I especially respect your approach to not totally "ban" the mentioned tools, but to live with them in a "normal" way.

Funny enough your post here inspired me for my first 2011 (and nearly *the* first post at all) blog post, since i saw my comment getting longer and longer. :-)


Markus Gärtner said...

I urge you to read Pragmatic Thinking & Learning from Andy Hunt on the topic, and that what you call the obsession for checking is nothing more than training a monkey to push a button to get the banana or to compare your little story to Pawlow's dog.

Still, in times of the information we end up with these addictions. That is why I usually try to write blog entries for myself, and neglect the thought that anyone else will be reading it. You get surprised by the amount of people stating something about your blog when you get to a conference that way...

Just keep it up.

Prashanti said...

Hi Pradeep,

But why is that you have stopped posting on forums and testing sites?
That does not stop you from learning and as a tester you always wanted to share your knowledge as well.


Pradeep Soundararajan said...


Thanks for your question.
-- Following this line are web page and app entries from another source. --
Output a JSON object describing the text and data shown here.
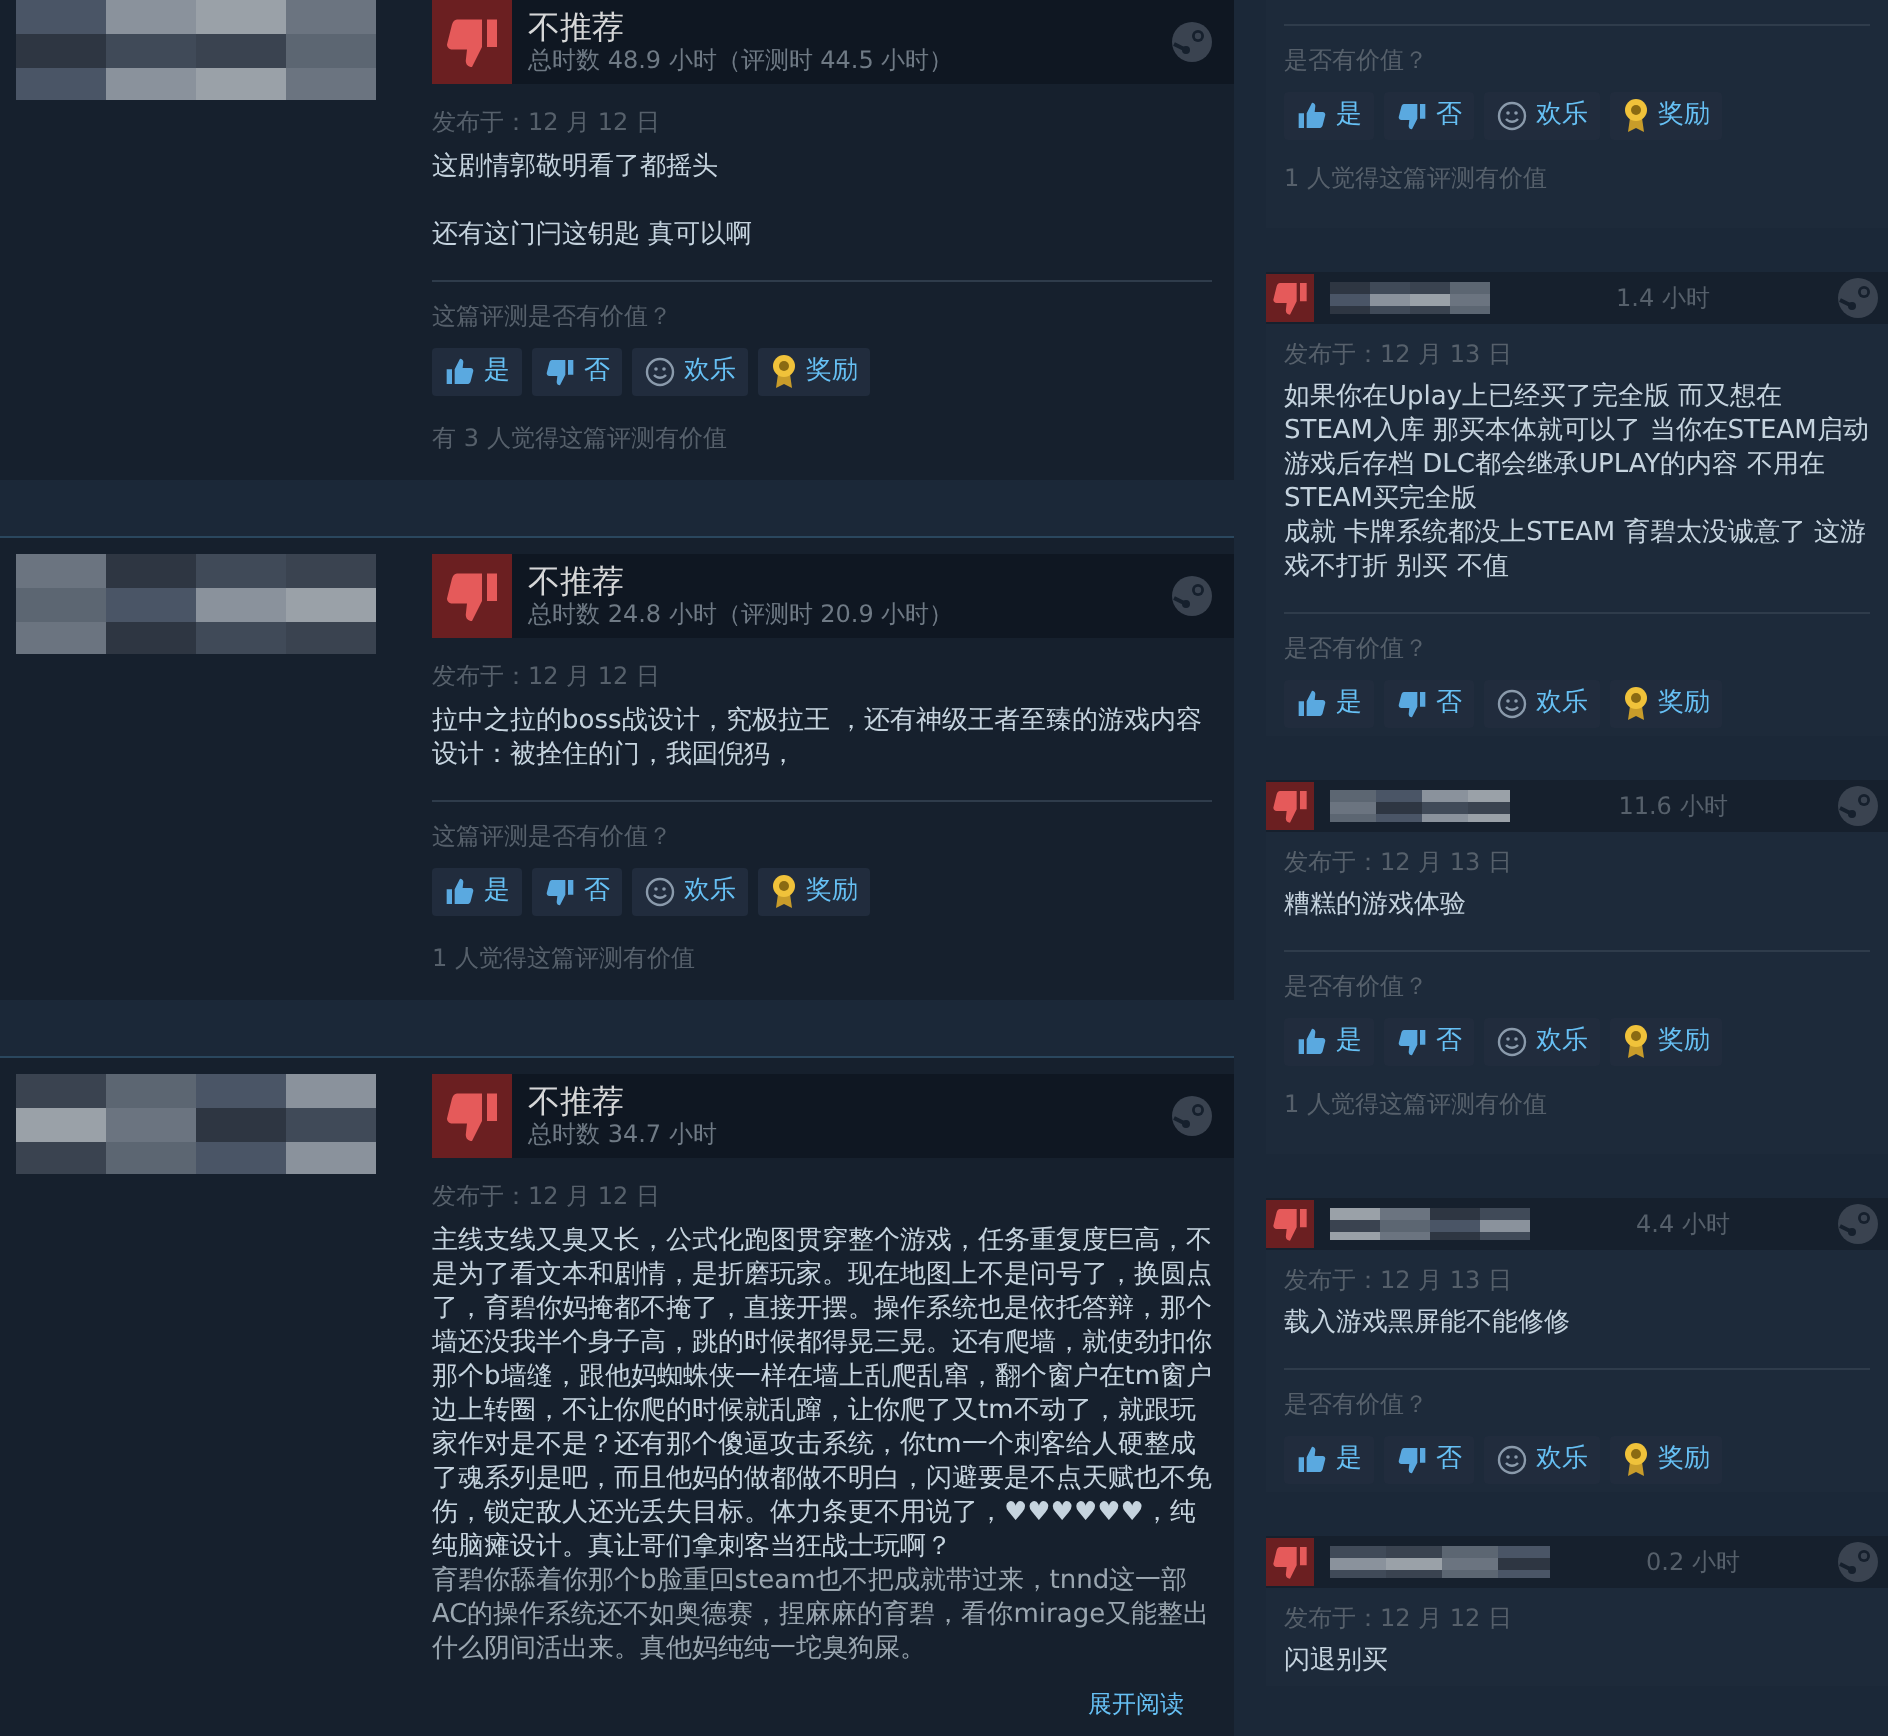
{
  "left_reviews": [
    {
      "recommended": false,
      "verdict": "不推荐",
      "hours": "总时数 48.9 小时（评测时 44.5 小时）",
      "posted": "发布于：12 月 12 日",
      "body": [
        "这剧情郭敬明看了都摇头",
        "还有这门闩这钥匙 真可以啊"
      ],
      "paragraph_gap": true,
      "helpful_prompt": "这篇评测是否有价值？",
      "buttons": [
        {
          "kind": "yes",
          "label": "是"
        },
        {
          "kind": "no",
          "label": "否"
        },
        {
          "kind": "funny",
          "label": "欢乐"
        },
        {
          "kind": "award",
          "label": "奖励"
        }
      ],
      "helpful_count": "有 3 人觉得这篇评测有价值"
    },
    {
      "recommended": false,
      "verdict": "不推荐",
      "hours": "总时数 24.8 小时（评测时 20.9 小时）",
      "posted": "发布于：12 月 12 日",
      "body": [
        "拉中之拉的boss战设计，究极拉王 ，还有神级王者至臻的游戏内容设计：被拴住的门，我囸倪犸，"
      ],
      "helpful_prompt": "这篇评测是否有价值？",
      "buttons": [
        {
          "kind": "yes",
          "label": "是"
        },
        {
          "kind": "no",
          "label": "否"
        },
        {
          "kind": "funny",
          "label": "欢乐"
        },
        {
          "kind": "award",
          "label": "奖励"
        }
      ],
      "helpful_count": "1 人觉得这篇评测有价值"
    },
    {
      "recommended": false,
      "verdict": "不推荐",
      "hours": "总时数 34.7 小时",
      "posted": "发布于：12 月 12 日",
      "body": [
        "主线支线又臭又长，公式化跑图贯穿整个游戏，任务重复度巨高，不是为了看文本和剧情，是折磨玩家。现在地图上不是问号了，换圆点了，育碧你妈掩都不掩了，直接开摆。操作系统也是依托答辩，那个墙还没我半个身子高，跳的时候都得晃三晃。还有爬墙，就使劲扣你那个b墙缝，跟他妈蜘蛛侠一样在墙上乱爬乱窜，翻个窗户在tm窗户边上转圈，不让你爬的时候就乱蹿，让你爬了又tm不动了，就跟玩家作对是不是？还有那个傻逼攻击系统，你tm一个刺客给人硬整成了魂系列是吧，而且他妈的做都做不明白，闪避要是不点天赋也不免伤，锁定敌人还光丢失目标。体力条更不用说了，♥♥♥♥♥♥，纯纯脑瘫设计。真让哥们拿刺客当狂战士玩啊？",
        "育碧你舔着你那个b脸重回steam也不把成就带过来，tnnd这一部AC的操作系统还不如奥德赛，捏麻麻的育碧，看你mirage又能整出什么阴间活出来。真他妈纯纯一坨臭狗屎。"
      ],
      "paragraph_gap": false,
      "truncated": true,
      "expand_link": "展开阅读"
    }
  ],
  "right_reviews": [
    {
      "helpful_prompt": "是否有价值？",
      "buttons": [
        {
          "kind": "yes",
          "label": "是"
        },
        {
          "kind": "no",
          "label": "否"
        },
        {
          "kind": "funny",
          "label": "欢乐"
        },
        {
          "kind": "award",
          "label": "奖励"
        }
      ],
      "helpful_count": "1 人觉得这篇评测有价值"
    },
    {
      "recommended": false,
      "hours": "1.4 小时",
      "posted": "发布于：12 月 13 日",
      "body": [
        "如果你在Uplay上已经买了完全版 而又想在STEAM入库 那买本体就可以了 当你在STEAM启动游戏后存档 DLC都会继承UPLAY的内容 不用在STEAM买完全版",
        "成就 卡牌系统都没上STEAM 育碧太没诚意了 这游戏不打折 别买 不值"
      ],
      "helpful_prompt": "是否有价值？",
      "buttons": [
        {
          "kind": "yes",
          "label": "是"
        },
        {
          "kind": "no",
          "label": "否"
        },
        {
          "kind": "funny",
          "label": "欢乐"
        },
        {
          "kind": "award",
          "label": "奖励"
        }
      ]
    },
    {
      "recommended": false,
      "hours": "11.6 小时",
      "posted": "发布于：12 月 13 日",
      "body": [
        "糟糕的游戏体验"
      ],
      "helpful_prompt": "是否有价值？",
      "buttons": [
        {
          "kind": "yes",
          "label": "是"
        },
        {
          "kind": "no",
          "label": "否"
        },
        {
          "kind": "funny",
          "label": "欢乐"
        },
        {
          "kind": "award",
          "label": "奖励"
        }
      ],
      "helpful_count": "1 人觉得这篇评测有价值"
    },
    {
      "recommended": false,
      "hours": "4.4 小时",
      "posted": "发布于：12 月 13 日",
      "body": [
        "载入游戏黑屏能不能修修"
      ],
      "helpful_prompt": "是否有价值？",
      "buttons": [
        {
          "kind": "yes",
          "label": "是"
        },
        {
          "kind": "no",
          "label": "否"
        },
        {
          "kind": "funny",
          "label": "欢乐"
        },
        {
          "kind": "award",
          "label": "奖励"
        }
      ]
    },
    {
      "recommended": false,
      "hours": "0.2 小时",
      "posted": "发布于：12 月 12 日",
      "body": [
        "闪退别买"
      ]
    }
  ]
}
As of today my hands are full with work, so I got to cut down on something and that happens to be these forums.

Also, there are other good people who are responding to queries and my absence won't make a difference.

My focus is now on getting Moolya a dream place for testers and a dream come true for our customers.

Now, that might look like a pure business motive but there is lot of community motive in it too.